, Research Paper
In 1513, Niccolo Machiavelli wrote a piece of work called, “The Prince”. It was written to all principalities, and that which is parallel to what Machiavelli suggests is often referred to as being “Machiavellian”. The purpose of this essay is to ask the question “Is Napoleon Bonaparte Machiavellian in Nature?” By the evidence found from Napoleon’s life and accomplishments it can said that he was not Machiavellian in nature, which can be demonstrated by numerous accounts as well as some suggested characteristics given by Machiavelli, to support this theory. This essay will take a look at Napoleon’s leadership skills, his beliefs and ideals, as well as his personality that made him a great political figure. These aspects of Napoleon’s persona give a description of how his character was different from that in Machiavelli’s “The Prince”.
In the area of leadership, Napoleon had many qualities that set him apart from the rest. Napoleon was a great leader but at times his people hated him. Machiavelli believed that, “? one cannot call it virtue to kill one’s citizens, betray one’s friends, to he without faith, without mercy, without religion; these modes can enable one to acquire an empire, but not glory.” Napoleon’s goal was to seize power for himself, and the cry’s of his people were drowned out for his own pursuit of power. Napoleon sought after glorification for himself, an example of this is when Napoleon was first exiled he returned to France and betrayed his country just so he could gain back his power, although he did not succeed. Another example of his leadership and how it is different from being Machiavellian is how his whole life he had no friends and how he was never close to his subjects. Machiavelli said, ” It remains now to see what the modes and government of a prince should be with subjects and with friends.” Apparently Napoleon was not a good friend considering when he was exiled the second time his friends that had been with him since the beginning were said to have killed him. Based on this it can be said that Napoleon does not display characteristics of being Machiavellian.
The area of Napoleon’s beliefs and ideals also has insight into what kind of leader and person he was. Napoleon believed that he would be a much more successful leader if the people liked him. This is thought so because when he was trying to get political support by the people he did not user fear, he found something they all wanted to hear and he said them. Even though Machiavelli said, “? it is much safer to be feared, then loved, if one has to lack one of the two.” Napoleon also tried to make the people like him by setting up the Napoleonic Code, which was a set of laws that gave religious freedom and equality.
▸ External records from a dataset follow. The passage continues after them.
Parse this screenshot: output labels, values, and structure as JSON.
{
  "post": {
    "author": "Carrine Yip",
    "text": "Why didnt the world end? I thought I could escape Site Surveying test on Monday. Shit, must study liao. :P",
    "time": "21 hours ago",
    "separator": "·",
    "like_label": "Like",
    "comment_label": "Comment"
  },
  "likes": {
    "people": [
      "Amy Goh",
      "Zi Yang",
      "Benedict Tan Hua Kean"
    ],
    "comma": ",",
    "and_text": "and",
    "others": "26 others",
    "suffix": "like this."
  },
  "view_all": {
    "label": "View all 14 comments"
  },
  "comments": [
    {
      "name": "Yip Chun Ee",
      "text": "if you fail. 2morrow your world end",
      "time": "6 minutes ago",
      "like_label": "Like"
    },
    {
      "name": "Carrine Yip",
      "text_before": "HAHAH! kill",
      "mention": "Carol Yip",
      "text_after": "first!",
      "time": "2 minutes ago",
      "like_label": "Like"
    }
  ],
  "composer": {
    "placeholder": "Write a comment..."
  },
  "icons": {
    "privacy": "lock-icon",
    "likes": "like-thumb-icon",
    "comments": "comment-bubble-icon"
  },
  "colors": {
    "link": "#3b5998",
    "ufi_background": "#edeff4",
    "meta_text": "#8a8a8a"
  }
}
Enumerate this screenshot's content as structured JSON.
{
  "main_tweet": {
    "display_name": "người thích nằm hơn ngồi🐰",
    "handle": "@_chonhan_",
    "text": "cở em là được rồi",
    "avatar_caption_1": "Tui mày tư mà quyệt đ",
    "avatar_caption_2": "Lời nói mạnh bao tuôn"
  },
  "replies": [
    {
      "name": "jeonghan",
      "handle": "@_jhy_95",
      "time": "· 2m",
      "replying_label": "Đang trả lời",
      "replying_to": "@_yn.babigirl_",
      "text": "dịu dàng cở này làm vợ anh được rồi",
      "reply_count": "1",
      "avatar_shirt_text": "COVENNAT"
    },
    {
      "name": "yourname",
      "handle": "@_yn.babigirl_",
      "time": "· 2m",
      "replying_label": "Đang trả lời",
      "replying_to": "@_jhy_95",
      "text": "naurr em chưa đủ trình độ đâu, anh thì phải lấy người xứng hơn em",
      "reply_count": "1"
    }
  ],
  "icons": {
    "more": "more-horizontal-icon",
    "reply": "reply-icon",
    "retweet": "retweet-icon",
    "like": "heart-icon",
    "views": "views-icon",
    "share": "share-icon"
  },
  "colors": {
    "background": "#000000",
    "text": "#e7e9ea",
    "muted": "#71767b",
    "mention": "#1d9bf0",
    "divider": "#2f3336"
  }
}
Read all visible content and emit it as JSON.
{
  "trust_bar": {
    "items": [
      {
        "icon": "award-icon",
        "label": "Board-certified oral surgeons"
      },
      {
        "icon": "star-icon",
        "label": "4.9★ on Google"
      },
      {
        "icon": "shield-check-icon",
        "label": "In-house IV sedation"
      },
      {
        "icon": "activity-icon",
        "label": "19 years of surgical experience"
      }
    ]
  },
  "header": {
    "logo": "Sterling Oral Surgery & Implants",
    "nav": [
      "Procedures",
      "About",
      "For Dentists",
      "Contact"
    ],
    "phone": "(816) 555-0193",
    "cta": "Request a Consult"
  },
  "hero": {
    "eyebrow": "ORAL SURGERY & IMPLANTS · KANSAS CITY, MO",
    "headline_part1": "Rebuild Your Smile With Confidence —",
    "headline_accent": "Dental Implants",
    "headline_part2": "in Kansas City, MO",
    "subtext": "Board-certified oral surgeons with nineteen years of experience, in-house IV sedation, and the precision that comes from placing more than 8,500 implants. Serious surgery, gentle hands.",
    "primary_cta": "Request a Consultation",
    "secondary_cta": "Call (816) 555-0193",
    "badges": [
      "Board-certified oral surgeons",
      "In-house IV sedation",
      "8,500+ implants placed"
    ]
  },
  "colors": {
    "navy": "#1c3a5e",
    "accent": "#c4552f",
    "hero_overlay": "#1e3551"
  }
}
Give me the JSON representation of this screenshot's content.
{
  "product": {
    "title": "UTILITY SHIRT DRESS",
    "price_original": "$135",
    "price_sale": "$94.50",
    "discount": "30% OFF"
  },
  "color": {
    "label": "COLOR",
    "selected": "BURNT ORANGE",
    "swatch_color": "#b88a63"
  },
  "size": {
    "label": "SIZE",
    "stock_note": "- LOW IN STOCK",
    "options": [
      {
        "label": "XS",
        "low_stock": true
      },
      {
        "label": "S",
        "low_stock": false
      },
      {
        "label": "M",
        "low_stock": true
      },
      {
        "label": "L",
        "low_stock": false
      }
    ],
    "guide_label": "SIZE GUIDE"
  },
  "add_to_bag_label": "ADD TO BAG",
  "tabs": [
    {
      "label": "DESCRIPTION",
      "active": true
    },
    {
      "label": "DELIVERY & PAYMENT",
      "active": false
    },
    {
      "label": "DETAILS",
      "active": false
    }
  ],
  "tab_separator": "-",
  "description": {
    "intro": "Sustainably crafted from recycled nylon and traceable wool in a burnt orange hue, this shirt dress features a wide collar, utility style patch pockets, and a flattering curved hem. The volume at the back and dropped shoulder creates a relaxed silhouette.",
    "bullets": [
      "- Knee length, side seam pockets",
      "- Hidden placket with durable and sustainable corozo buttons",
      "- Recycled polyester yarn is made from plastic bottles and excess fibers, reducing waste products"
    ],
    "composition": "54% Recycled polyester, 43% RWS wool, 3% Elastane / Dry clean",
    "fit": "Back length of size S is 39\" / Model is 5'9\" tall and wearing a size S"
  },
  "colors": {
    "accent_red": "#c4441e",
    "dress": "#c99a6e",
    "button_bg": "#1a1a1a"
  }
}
Another illustration of Napoleon’s beliefs and, or ideals was, instead of appearing to have Machiavellian characteristics, Napoleon actually had them. “Thus it is not necessary for a prince to have all the above mentioned qualities in fact, but it is indeed necessary to appear to have them.” Napoleon was actually a feared leader and thought of people as disposable but Machiavelli only said to appear to have these traits.
The final area of Napoleon’s behavior is his personality. Machiavelli stated, “? it is very natural and ordinary to desire to acquire, and always, when men do it who can, they will be praised and not blamed; but when they cannot, and want to do it anyway, here lie the error and the blame.” Napoleon could acquire what he wanted most of the time, but sometimes he would get greedy and fail a task and therefore would be blamed for it. For example, when Napoleon was done attacking Portugal for refusing to go along with the Continental System, he thought since he was there he might as well take over Spain as well. Because of his greediness and his enemy using guerilla warfare he was defeated. Another aspect of his personality not being parallel to what Machiavelli said was his lack of hunting during times of peace, when he was not in war. Machiavelli suggested, “? he should always be out hunting, and through this accustom the body to hardships; and meanwhile he should learn the nature of sites, and recognize how mountains rise, how valley’s open up, how plains lie, and understand the nature of rivers and marshes?” Nowhere does it ever say that Napoleon practiced this exercise of hunting or of studying the nature around him. Because of this, it cost him several losses like in Egypt, Spain, and Russia.
In conclusion, Napoleon halfway succeeded in his take over of France. Maybe if he had these Machiavellian qualities he would have fully succeeded. These three aspects of Napoleons life prove that he was not Machiavellian by nature. The aspects of leadership, beliefs and ideals, as well as personality are all important for a leader to have. Although Napoleon was a great leader his qualities contradicted to what Machiavelli was trying to say.